When building a mission statement, start by thinking about who you want in the meeting. If your organization has 10 or fewer members, all members should be involved. If your organizations has more than 10 members, you’ll need to select representatives who will provide insight and defend the interests of most, if not all, members of your organization. Since the majority of your members will need to ratify your mission, representatives should be respected members of the organization who have a broad array of ideas and constituents. Ideally, you’ll be able to divide your organization into sections. A small business consulting group might have the following types of members: data analysts, consultants, and project managers. A speech and debate organization might have different categories: speech competitors, debate competitors, acting competitors, administrators. Your elected and appointed board members should be included in the mission meeting; if there’s a section of constituents not represented by an existing board member, a member should be elected or selected who is knowledgeable about the interests of that section.

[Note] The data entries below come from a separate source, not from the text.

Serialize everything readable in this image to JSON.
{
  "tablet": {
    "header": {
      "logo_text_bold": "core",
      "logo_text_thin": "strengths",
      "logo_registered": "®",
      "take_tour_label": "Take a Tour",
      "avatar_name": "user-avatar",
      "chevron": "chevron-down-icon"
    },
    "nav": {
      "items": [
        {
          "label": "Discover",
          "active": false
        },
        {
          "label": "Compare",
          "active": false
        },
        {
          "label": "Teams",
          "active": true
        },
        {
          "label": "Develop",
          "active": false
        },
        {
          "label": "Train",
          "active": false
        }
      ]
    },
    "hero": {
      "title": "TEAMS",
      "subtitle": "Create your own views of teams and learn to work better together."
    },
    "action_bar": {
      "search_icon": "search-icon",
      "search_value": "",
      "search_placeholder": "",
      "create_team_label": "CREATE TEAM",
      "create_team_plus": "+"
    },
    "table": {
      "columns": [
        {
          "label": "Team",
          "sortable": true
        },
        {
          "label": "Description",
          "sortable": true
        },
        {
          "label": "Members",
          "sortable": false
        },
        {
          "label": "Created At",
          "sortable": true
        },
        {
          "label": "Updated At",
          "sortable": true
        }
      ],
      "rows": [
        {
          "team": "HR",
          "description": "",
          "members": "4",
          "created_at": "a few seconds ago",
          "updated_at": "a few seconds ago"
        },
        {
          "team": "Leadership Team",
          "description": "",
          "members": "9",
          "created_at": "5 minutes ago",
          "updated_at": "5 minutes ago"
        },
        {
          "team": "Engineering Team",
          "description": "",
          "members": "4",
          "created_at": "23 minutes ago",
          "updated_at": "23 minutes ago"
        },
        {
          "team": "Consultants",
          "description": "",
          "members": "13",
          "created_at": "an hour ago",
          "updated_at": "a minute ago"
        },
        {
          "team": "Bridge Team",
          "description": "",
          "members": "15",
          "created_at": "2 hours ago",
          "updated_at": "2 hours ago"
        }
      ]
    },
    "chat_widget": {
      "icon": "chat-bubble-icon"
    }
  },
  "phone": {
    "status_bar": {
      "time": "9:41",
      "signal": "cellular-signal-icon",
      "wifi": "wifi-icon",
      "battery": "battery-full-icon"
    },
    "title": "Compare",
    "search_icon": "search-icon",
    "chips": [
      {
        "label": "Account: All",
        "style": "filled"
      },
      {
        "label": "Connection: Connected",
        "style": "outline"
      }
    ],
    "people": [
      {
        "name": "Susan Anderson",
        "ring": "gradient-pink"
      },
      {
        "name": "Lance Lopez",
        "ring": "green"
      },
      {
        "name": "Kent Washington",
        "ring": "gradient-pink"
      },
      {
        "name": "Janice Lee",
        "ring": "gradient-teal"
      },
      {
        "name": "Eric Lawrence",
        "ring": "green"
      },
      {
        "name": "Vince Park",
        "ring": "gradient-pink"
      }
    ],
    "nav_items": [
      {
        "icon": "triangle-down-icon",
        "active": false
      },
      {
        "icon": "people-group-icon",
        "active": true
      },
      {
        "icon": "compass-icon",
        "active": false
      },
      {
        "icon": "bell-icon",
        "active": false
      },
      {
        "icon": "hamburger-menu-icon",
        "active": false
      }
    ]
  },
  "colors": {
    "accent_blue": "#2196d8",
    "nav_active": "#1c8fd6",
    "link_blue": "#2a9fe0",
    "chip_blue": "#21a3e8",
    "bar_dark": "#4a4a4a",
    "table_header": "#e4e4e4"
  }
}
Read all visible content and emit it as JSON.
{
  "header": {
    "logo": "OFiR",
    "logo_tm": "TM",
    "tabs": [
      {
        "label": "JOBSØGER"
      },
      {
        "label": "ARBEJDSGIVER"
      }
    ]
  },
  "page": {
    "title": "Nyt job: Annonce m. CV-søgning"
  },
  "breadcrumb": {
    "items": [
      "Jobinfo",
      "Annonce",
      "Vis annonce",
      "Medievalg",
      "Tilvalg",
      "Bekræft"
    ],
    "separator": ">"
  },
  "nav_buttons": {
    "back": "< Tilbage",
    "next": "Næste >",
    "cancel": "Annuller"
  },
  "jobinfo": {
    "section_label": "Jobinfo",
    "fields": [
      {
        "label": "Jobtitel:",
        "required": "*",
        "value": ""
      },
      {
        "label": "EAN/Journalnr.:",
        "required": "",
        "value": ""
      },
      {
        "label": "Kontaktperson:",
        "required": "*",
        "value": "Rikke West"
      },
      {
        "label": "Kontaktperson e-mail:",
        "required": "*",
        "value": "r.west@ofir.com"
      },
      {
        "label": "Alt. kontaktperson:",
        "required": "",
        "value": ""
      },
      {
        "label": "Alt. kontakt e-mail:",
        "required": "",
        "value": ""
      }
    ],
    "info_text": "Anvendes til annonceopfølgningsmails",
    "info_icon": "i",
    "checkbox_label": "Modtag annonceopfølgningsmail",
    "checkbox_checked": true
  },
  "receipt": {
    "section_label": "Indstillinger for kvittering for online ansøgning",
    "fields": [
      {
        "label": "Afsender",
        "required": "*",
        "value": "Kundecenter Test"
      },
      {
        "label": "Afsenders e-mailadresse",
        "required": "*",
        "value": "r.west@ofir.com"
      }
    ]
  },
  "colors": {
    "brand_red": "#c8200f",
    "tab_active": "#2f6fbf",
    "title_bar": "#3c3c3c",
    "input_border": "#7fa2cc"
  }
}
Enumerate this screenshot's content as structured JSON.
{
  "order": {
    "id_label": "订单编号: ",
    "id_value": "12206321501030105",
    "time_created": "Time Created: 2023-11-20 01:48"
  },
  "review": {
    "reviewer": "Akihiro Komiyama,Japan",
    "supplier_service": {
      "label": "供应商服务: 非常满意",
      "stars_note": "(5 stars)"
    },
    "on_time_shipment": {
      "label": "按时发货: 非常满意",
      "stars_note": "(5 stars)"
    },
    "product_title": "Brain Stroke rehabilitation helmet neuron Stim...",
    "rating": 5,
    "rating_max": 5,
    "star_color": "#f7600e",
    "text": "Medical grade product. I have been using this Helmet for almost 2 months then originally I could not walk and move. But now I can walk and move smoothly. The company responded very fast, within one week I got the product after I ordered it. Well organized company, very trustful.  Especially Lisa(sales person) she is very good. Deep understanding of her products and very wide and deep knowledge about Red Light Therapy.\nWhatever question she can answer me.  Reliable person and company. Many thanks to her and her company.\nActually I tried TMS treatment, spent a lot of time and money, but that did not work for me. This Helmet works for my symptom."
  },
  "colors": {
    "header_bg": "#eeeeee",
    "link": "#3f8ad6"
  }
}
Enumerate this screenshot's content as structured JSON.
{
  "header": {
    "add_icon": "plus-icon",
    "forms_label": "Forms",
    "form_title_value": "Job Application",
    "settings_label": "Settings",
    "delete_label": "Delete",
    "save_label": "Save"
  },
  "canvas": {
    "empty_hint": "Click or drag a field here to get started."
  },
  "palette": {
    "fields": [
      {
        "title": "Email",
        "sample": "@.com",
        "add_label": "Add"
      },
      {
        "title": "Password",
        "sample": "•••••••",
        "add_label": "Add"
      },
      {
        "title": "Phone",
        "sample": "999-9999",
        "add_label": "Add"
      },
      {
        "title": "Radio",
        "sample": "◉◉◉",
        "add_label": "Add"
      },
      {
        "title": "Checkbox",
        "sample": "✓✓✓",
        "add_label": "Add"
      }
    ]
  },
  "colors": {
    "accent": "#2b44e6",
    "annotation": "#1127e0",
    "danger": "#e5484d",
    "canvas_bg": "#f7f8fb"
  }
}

You should ask all participants to arrive at the mission statement meeting with a pre-written statement and a list of possible activities that are necessary to accomplish the mission. Before the meeting starts, you should send out an agenda containing areas that must be covered. Once the mission meeting begins, start with the points of consensus before moving to the points of contention. Members are more willing to compromise and negotiate once they’ve built a sense of camaraderie. Go through the suggested mission statements and identify common themes. Once you’ve gone through all areas where there is consensus, move on to the more contentious ideas focusing first on ideas that are either most popular or will affect the largest number of members. At this point, your role as leader is both to provide your own input and guide the discussion. Advocates and detractors should both be given time to speak and debate. Ensure that only one person is speaking at a time. A group of gobbling chickens is incomprehensible. So too are members who speak over each other. All member should be contributing. If needed, call on quieter members to give their input. If a discussion gets to a point where arguments are not progressing and members continue to disagree, make a decision, adjourn for another day, or call for a vote.